Start of DATA EXTRACTS

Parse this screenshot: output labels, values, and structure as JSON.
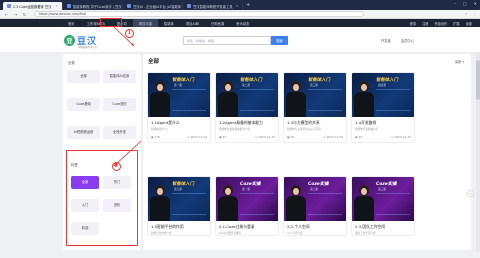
{
  "browser": {
    "tabs": [
      {
        "label": "2.3 Coze运营报看家 豆汉",
        "active": true
      },
      {
        "label": "智能体教程 扣子Coze新手 | 豆汉",
        "active": false
      },
      {
        "label": "豆汉AI - 企业级AI平台 |AI智能体",
        "active": false
      },
      {
        "label": "豆汉智能体教程开发者工具",
        "active": false
      }
    ],
    "new_tab": "+",
    "url": "https://www.douhan.com/find",
    "window_controls": [
      "–",
      "□",
      "✕"
    ],
    "addr_right": [
      "☆",
      "⋮"
    ]
  },
  "appnav": {
    "items": [
      "首页",
      "工作流BETA",
      "提示词",
      "项目宇宙",
      "智能体",
      "项目AI网",
      "已购资源",
      "资讯动态"
    ],
    "highlighted_index": 3,
    "right": [
      "登录",
      "注册",
      "开始创作",
      "扩展",
      "设置"
    ]
  },
  "header": {
    "logo_mark": "豆",
    "logo_text": "豆汉",
    "logo_sub": "AI智能体学习平台",
    "search_placeholder": "搜索 - 智能体、教程",
    "search_button": "搜索",
    "links": [
      "开发者",
      "会员中心"
    ]
  },
  "sidebar": {
    "section1_title": "分类",
    "section1_items": [
      "全部",
      "智能体AI应用",
      "Coze基础",
      "Coze进阶",
      "AI短视频运营",
      "全栈开发"
    ],
    "section2_title": "标签",
    "section2_items": [
      "全部",
      "热门",
      "入门",
      "进阶",
      "精选"
    ],
    "selected_tag": "全部"
  },
  "main": {
    "title": "全部",
    "more": "最新 ▾",
    "cards": [
      {
        "title": "1.1Agent是什么",
        "desc": "智能体是什么？",
        "views": "176",
        "date": "2025-10-29",
        "thumb_title": "智能体入门",
        "thumb_sub": "第一课"
      },
      {
        "title": "1.2Agent具备的基本能力",
        "desc": "智能体具备的基本能力介绍",
        "views": "93",
        "date": "2025-10-30",
        "thumb_title": "智能体入门",
        "thumb_sub": "第二课"
      },
      {
        "title": "1.3与大模型的关系",
        "desc": "智能体与大模型的关系与区别",
        "views": "48",
        "date": "2025-10-30",
        "thumb_title": "智能体入门",
        "thumb_sub": "第三课"
      },
      {
        "title": "1.4开发路线",
        "desc": "智能体开发路线分享",
        "views": "36",
        "date": "2025-10-30",
        "thumb_title": "智能体入门",
        "thumb_sub": "第四课"
      },
      {
        "title": "1.5智能平台的作用",
        "desc": "智能平台作用介绍",
        "views": "",
        "date": "",
        "thumb_title": "智能体入门",
        "thumb_sub": "第五课"
      },
      {
        "title": "2.1-Coze注册与登录",
        "desc": "Coze注册登录教程",
        "views": "",
        "date": "",
        "thumb_title": "Coze实操",
        "thumb_sub": "第一课"
      },
      {
        "title": "2.2-个人空间",
        "desc": "个人空间介绍",
        "views": "",
        "date": "",
        "thumb_title": "Coze实操",
        "thumb_sub": "第二课"
      },
      {
        "title": "2.3-团队工作空间",
        "desc": "团队工作空间介绍",
        "views": "",
        "date": "",
        "thumb_title": "Coze实操",
        "thumb_sub": "第三课"
      }
    ]
  },
  "annotations": {
    "circle1": "1",
    "circle2": "2"
  },
  "help": "?"
}
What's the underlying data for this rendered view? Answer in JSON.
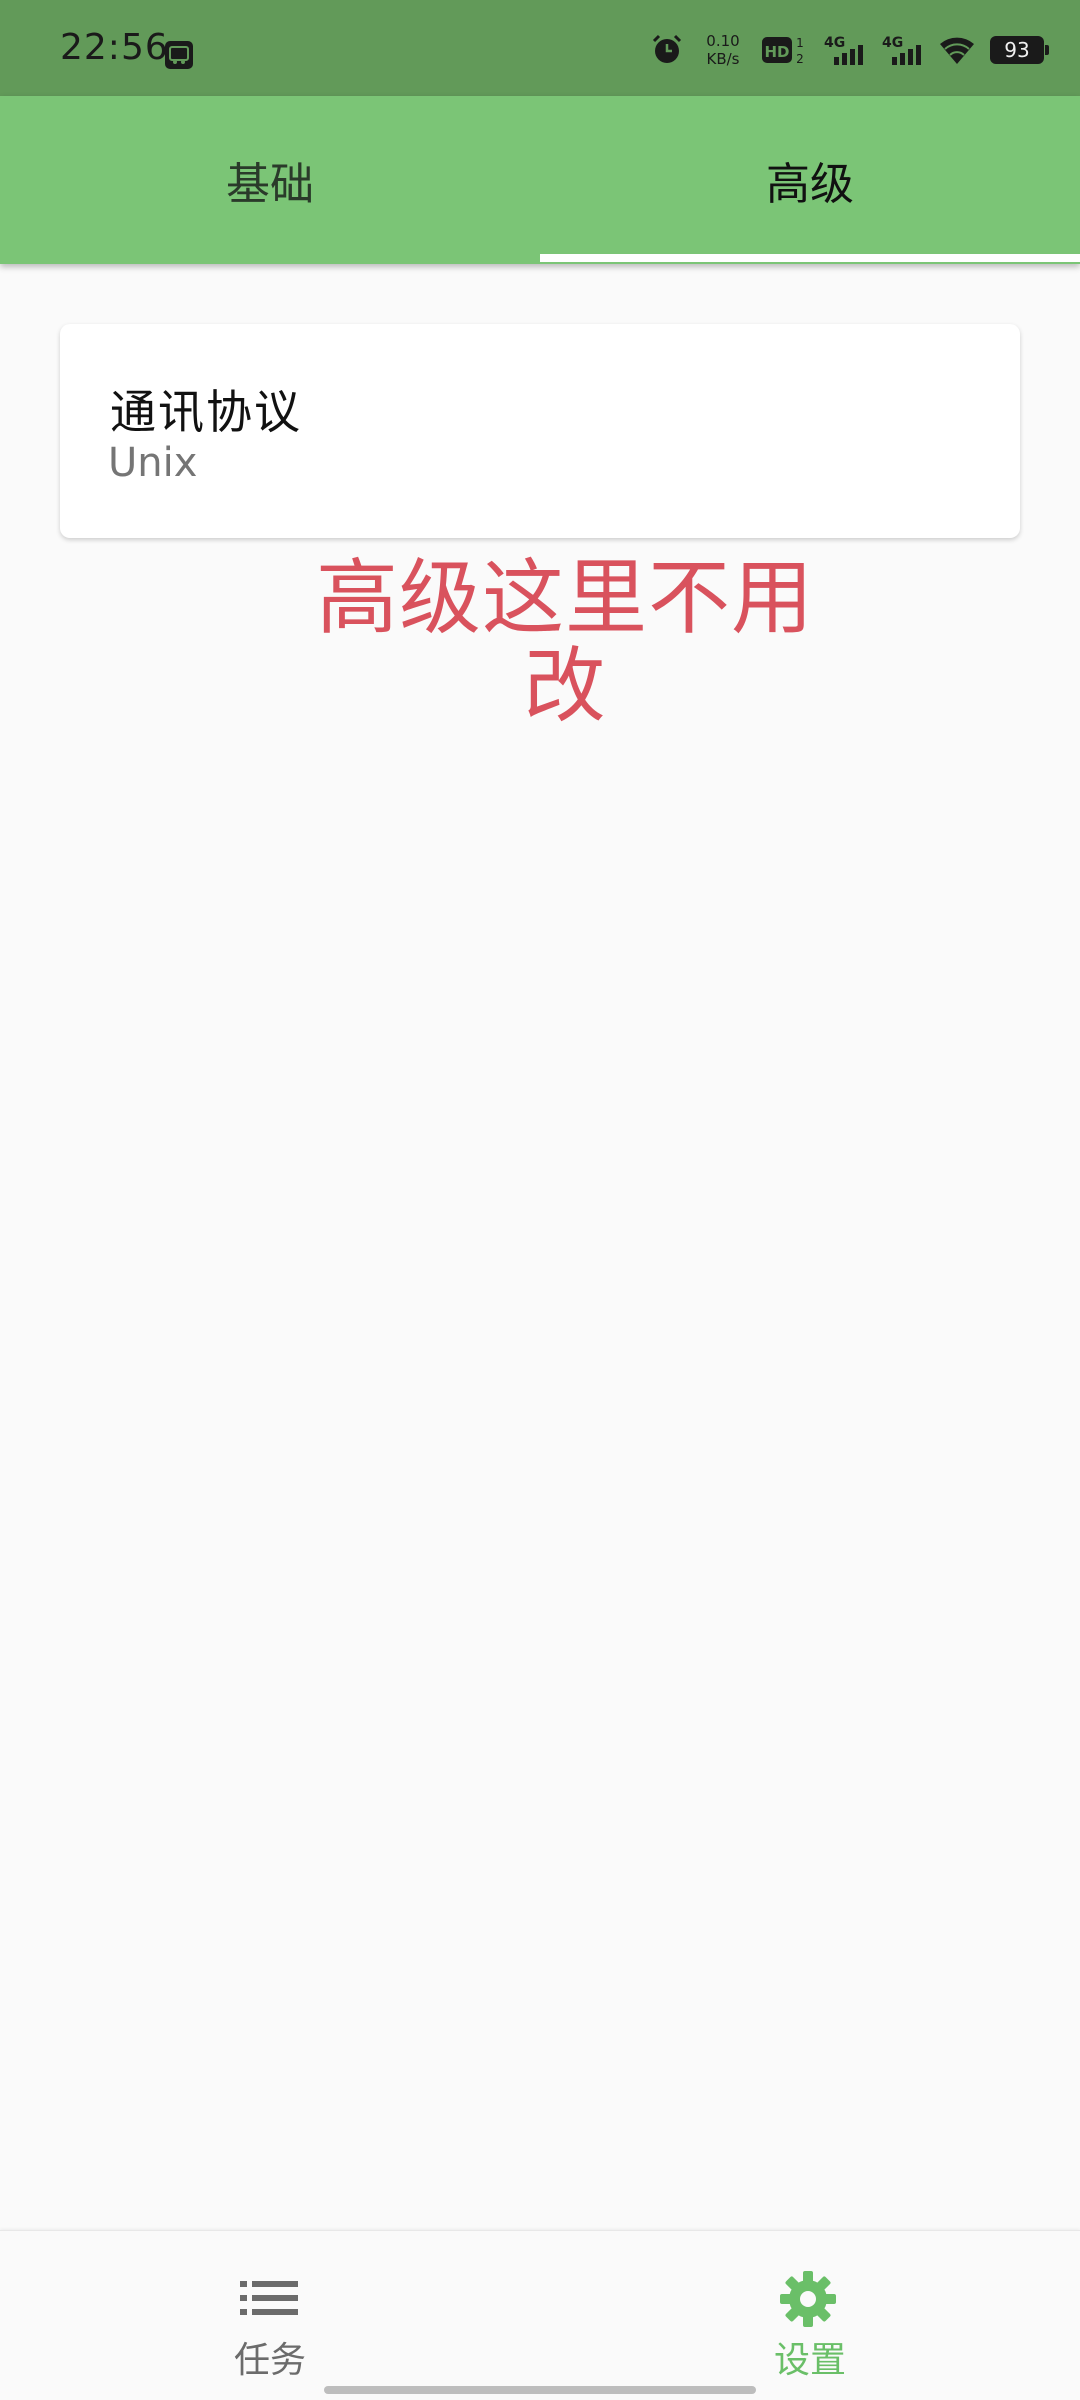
{
  "status_bar": {
    "time": "22:56",
    "net_speed_value": "0.10",
    "net_speed_unit": "KB/s",
    "hd_label": "HD",
    "hd_sub_top": "1",
    "hd_sub_bottom": "2",
    "signal1_label": "4G",
    "signal2_label": "4G",
    "battery": "93"
  },
  "tabs": [
    {
      "label": "基础",
      "selected": false
    },
    {
      "label": "高级",
      "selected": true
    }
  ],
  "card": {
    "title": "通讯协议",
    "subtitle": "Unix"
  },
  "annotation": {
    "line1": "高级这里不用",
    "line2": "改"
  },
  "bottom_nav": [
    {
      "label": "任务",
      "icon": "list-icon",
      "selected": false
    },
    {
      "label": "设置",
      "icon": "gear-icon",
      "selected": true
    }
  ],
  "colors": {
    "status_bar": "#629a59",
    "tab_bar": "#7bc576",
    "accent": "#6abf68",
    "annotation": "#d9525d"
  }
}
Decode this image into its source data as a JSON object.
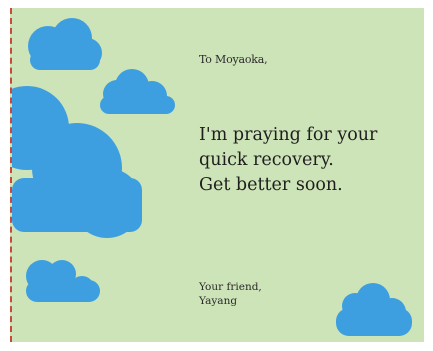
{
  "card": {
    "greeting": "To Moyaoka,",
    "message_lines": [
      "I'm praying for your",
      "quick recovery.",
      "Get better soon."
    ],
    "closing_line": "Your friend,",
    "signature": "Yayang"
  },
  "colors": {
    "background": "#cde3b8",
    "cloud": "#3d9fe0",
    "border": "#c94a3a",
    "text": "#1e1e1e"
  }
}
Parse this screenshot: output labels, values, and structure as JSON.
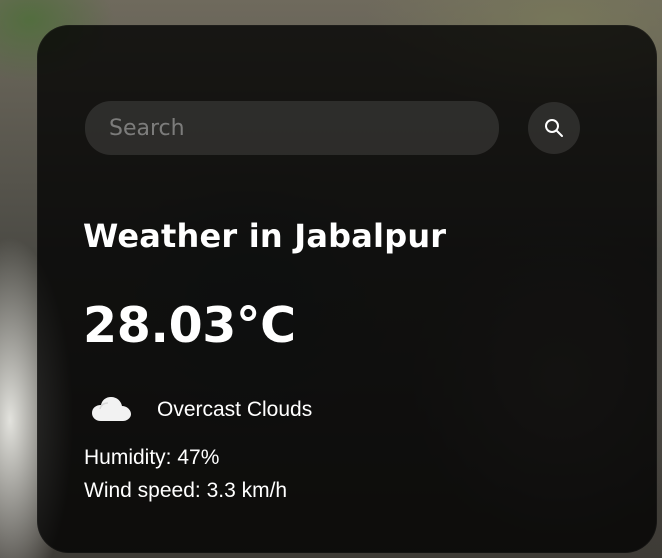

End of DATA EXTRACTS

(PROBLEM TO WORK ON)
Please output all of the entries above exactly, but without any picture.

(OUTPUT OF THE EXERCISE)
Parse this screenshot: output labels, values, and structure as JSON.
{
  "browser": {
    "tabs": [
      {
        "label": "2.3 Coze运营报看家 豆汉",
        "active": true
      },
      {
        "label": "智能体教程 扣子Coze新手 | 豆汉",
        "active": false
      },
      {
        "label": "豆汉AI - 企业级AI平台 |AI智能体",
        "active": false
      },
      {
        "label": "豆汉智能体教程开发者工具",
        "active": false
      }
    ],
    "new_tab": "+",
    "url": "https://www.douhan.com/find",
    "window_controls": [
      "–",
      "□",
      "✕"
    ],
    "addr_right": [
      "☆",
      "⋮"
    ]
  },
  "appnav": {
    "items": [
      "首页",
      "工作流BETA",
      "提示词",
      "项目宇宙",
      "智能体",
      "项目AI网",
      "已购资源",
      "资讯动态"
    ],
    "highlighted_index": 3,
    "right": [
      "登录",
      "注册",
      "开始创作",
      "扩展",
      "设置"
    ]
  },
  "header": {
    "logo_mark": "豆",
    "logo_text": "豆汉",
    "logo_sub": "AI智能体学习平台",
    "search_placeholder": "搜索 - 智能体、教程",
    "search_button": "搜索",
    "links": [
      "开发者",
      "会员中心"
    ]
  },
  "sidebar": {
    "section1_title": "分类",
    "section1_items": [
      "全部",
      "智能体AI应用",
      "Coze基础",
      "Coze进阶",
      "AI短视频运营",
      "全栈开发"
    ],
    "section2_title": "标签",
    "section2_items": [
      "全部",
      "热门",
      "入门",
      "进阶",
      "精选"
    ],
    "selected_tag": "全部"
  },
  "main": {
    "title": "全部",
    "more": "最新 ▾",
    "cards": [
      {
        "title": "1.1Agent是什么",
        "desc": "智能体是什么？",
        "views": "176",
        "date": "2025-10-29",
        "thumb_title": "智能体入门",
        "thumb_sub": "第一课"
      },
      {
        "title": "1.2Agent具备的基本能力",
        "desc": "智能体具备的基本能力介绍",
        "views": "93",
        "date": "2025-10-30",
        "thumb_title": "智能体入门",
        "thumb_sub": "第二课"
      },
      {
        "title": "1.3与大模型的关系",
        "desc": "智能体与大模型的关系与区别",
        "views": "48",
        "date": "2025-10-30",
        "thumb_title": "智能体入门",
        "thumb_sub": "第三课"
      },
      {
        "title": "1.4开发路线",
        "desc": "智能体开发路线分享",
        "views": "36",
        "date": "2025-10-30",
        "thumb_title": "智能体入门",
        "thumb_sub": "第四课"
      },
      {
        "title": "1.5智能平台的作用",
        "desc": "智能平台作用介绍",
        "views": "",
        "date": "",
        "thumb_title": "智能体入门",
        "thumb_sub": "第五课"
      },
      {
        "title": "2.1-Coze注册与登录",
        "desc": "Coze注册登录教程",
        "views": "",
        "date": "",
        "thumb_title": "Coze实操",
        "thumb_sub": "第一课"
      },
      {
        "title": "2.2-个人空间",
        "desc": "个人空间介绍",
        "views": "",
        "date": "",
        "thumb_title": "Coze实操",
        "thumb_sub": "第二课"
      },
      {
        "title": "2.3-团队工作空间",
        "desc": "团队工作空间介绍",
        "views": "",
        "date": "",
        "thumb_title": "Coze实操",
        "thumb_sub": "第三课"
      }
    ]
  },
  "annotations": {
    "circle1": "1",
    "circle2": "2"
  },
  "help": "?"
}
What's the underlying data for this rendered view? Answer in JSON.
{
  "status_bar": {
    "time": "22:56",
    "net_speed_value": "0.10",
    "net_speed_unit": "KB/s",
    "hd_label": "HD",
    "hd_sub_top": "1",
    "hd_sub_bottom": "2",
    "signal1_label": "4G",
    "signal2_label": "4G",
    "battery": "93"
  },
  "tabs": [
    {
      "label": "基础",
      "selected": false
    },
    {
      "label": "高级",
      "selected": true
    }
  ],
  "card": {
    "title": "通讯协议",
    "subtitle": "Unix"
  },
  "annotation": {
    "line1": "高级这里不用",
    "line2": "改"
  },
  "bottom_nav": [
    {
      "label": "任务",
      "icon": "list-icon",
      "selected": false
    },
    {
      "label": "设置",
      "icon": "gear-icon",
      "selected": true
    }
  ],
  "colors": {
    "status_bar": "#629a59",
    "tab_bar": "#7bc576",
    "accent": "#6abf68",
    "annotation": "#d9525d"
  }
}
Decode this image into its source data as a JSON object.
{
  "card": {
    "greeting": "To Moyaoka,",
    "message_lines": [
      "I'm praying for your",
      "quick recovery.",
      "Get better soon."
    ],
    "closing_line": "Your friend,",
    "signature": "Yayang"
  },
  "colors": {
    "background": "#cde3b8",
    "cloud": "#3d9fe0",
    "border": "#c94a3a",
    "text": "#1e1e1e"
  }
}
Parse this screenshot: output labels, values, and structure as JSON.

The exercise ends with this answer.